» Problem statement
Every entry gets copied exactly. No images go into the copy.

» Records supplied
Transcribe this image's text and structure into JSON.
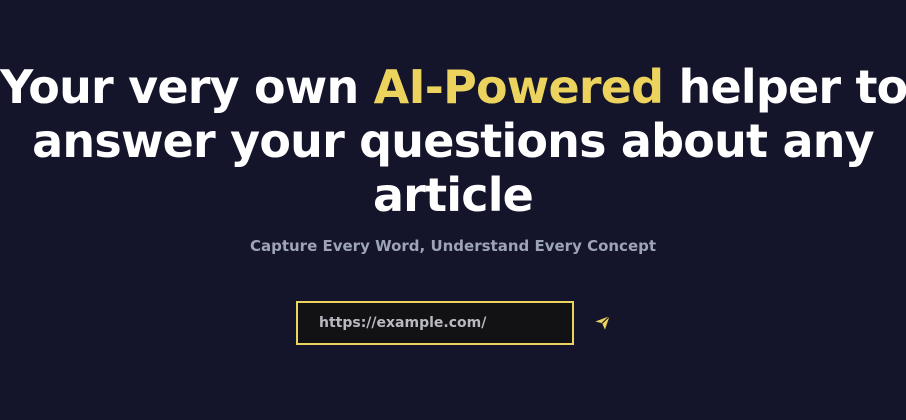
{
  "headline": {
    "line1_before": "Your very own ",
    "line1_accent": "AI-Powered",
    "line1_after": " helper to",
    "line2": "answer your questions about any",
    "line3": "article"
  },
  "subtitle": "Capture Every Word, Understand Every Concept",
  "url_form": {
    "placeholder": "https://example.com/",
    "value": "",
    "send_icon": "paper-plane-icon"
  },
  "colors": {
    "background": "#14142b",
    "accent": "#ebd35d",
    "headline_text": "#ffffff",
    "subtitle_text": "#9ea4b8",
    "input_background": "#121214"
  }
}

» Result
Transcribe this image's text and structure into JSON.
{
  "headline": {
    "line1_before": "Your very own ",
    "line1_accent": "AI-Powered",
    "line1_after": " helper to",
    "line2": "answer your questions about any",
    "line3": "article"
  },
  "subtitle": "Capture Every Word, Understand Every Concept",
  "url_form": {
    "placeholder": "https://example.com/",
    "value": "",
    "send_icon": "paper-plane-icon"
  },
  "colors": {
    "background": "#14142b",
    "accent": "#ebd35d",
    "headline_text": "#ffffff",
    "subtitle_text": "#9ea4b8",
    "input_background": "#121214"
  }
}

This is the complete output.